ACTION ITEM
Make an exact copy of all the records.
*** RECORDS PROVIDED Section Begins ***
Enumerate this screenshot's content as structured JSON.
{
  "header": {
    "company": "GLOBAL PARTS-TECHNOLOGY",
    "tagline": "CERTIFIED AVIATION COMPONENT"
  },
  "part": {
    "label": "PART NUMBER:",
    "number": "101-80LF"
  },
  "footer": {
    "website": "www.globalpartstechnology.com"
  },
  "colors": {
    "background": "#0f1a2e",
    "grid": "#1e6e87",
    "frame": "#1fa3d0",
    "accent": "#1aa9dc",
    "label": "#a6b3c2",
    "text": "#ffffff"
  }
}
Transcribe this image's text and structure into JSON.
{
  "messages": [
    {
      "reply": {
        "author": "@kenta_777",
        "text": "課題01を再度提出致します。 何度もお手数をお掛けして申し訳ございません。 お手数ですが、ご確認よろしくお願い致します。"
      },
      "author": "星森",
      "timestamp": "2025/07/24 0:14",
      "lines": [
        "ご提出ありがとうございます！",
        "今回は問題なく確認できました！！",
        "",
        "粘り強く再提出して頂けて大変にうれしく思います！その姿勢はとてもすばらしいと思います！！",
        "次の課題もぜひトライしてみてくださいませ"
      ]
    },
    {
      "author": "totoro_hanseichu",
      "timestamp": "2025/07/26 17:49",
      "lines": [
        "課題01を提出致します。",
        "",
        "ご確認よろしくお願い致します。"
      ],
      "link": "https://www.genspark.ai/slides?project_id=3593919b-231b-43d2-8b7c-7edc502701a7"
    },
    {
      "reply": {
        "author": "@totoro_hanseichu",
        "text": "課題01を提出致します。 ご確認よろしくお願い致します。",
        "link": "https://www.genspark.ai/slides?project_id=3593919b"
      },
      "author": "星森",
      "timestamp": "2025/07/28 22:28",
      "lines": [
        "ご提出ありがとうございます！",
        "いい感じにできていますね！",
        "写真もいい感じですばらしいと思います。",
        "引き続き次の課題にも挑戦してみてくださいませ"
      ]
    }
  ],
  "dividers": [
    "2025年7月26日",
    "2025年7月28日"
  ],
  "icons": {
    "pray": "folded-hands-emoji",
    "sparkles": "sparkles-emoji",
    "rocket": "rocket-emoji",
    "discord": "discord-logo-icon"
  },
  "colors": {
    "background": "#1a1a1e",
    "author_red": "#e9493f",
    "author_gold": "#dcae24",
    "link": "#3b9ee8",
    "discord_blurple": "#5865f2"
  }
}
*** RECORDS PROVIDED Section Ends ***
OUTPUT FOR THIS TASK
Enumerate this screenshot's content as structured JSON.
{
  "header": {
    "company": "GLOBAL PARTS-TECHNOLOGY",
    "tagline": "CERTIFIED AVIATION COMPONENT"
  },
  "part": {
    "label": "PART NUMBER:",
    "number": "101-80LF"
  },
  "footer": {
    "website": "www.globalpartstechnology.com"
  },
  "colors": {
    "background": "#0f1a2e",
    "grid": "#1e6e87",
    "frame": "#1fa3d0",
    "accent": "#1aa9dc",
    "label": "#a6b3c2",
    "text": "#ffffff"
  }
}
Transcribe this image's text and structure into JSON.
{
  "messages": [
    {
      "reply": {
        "author": "@kenta_777",
        "text": "課題01を再度提出致します。 何度もお手数をお掛けして申し訳ございません。 お手数ですが、ご確認よろしくお願い致します。"
      },
      "author": "星森",
      "timestamp": "2025/07/24 0:14",
      "lines": [
        "ご提出ありがとうございます！",
        "今回は問題なく確認できました！！",
        "",
        "粘り強く再提出して頂けて大変にうれしく思います！その姿勢はとてもすばらしいと思います！！",
        "次の課題もぜひトライしてみてくださいませ"
      ]
    },
    {
      "author": "totoro_hanseichu",
      "timestamp": "2025/07/26 17:49",
      "lines": [
        "課題01を提出致します。",
        "",
        "ご確認よろしくお願い致します。"
      ],
      "link": "https://www.genspark.ai/slides?project_id=3593919b-231b-43d2-8b7c-7edc502701a7"
    },
    {
      "reply": {
        "author": "@totoro_hanseichu",
        "text": "課題01を提出致します。 ご確認よろしくお願い致します。",
        "link": "https://www.genspark.ai/slides?project_id=3593919b"
      },
      "author": "星森",
      "timestamp": "2025/07/28 22:28",
      "lines": [
        "ご提出ありがとうございます！",
        "いい感じにできていますね！",
        "写真もいい感じですばらしいと思います。",
        "引き続き次の課題にも挑戦してみてくださいませ"
      ]
    }
  ],
  "dividers": [
    "2025年7月26日",
    "2025年7月28日"
  ],
  "icons": {
    "pray": "folded-hands-emoji",
    "sparkles": "sparkles-emoji",
    "rocket": "rocket-emoji",
    "discord": "discord-logo-icon"
  },
  "colors": {
    "background": "#1a1a1e",
    "author_red": "#e9493f",
    "author_gold": "#dcae24",
    "link": "#3b9ee8",
    "discord_blurple": "#5865f2"
  }
}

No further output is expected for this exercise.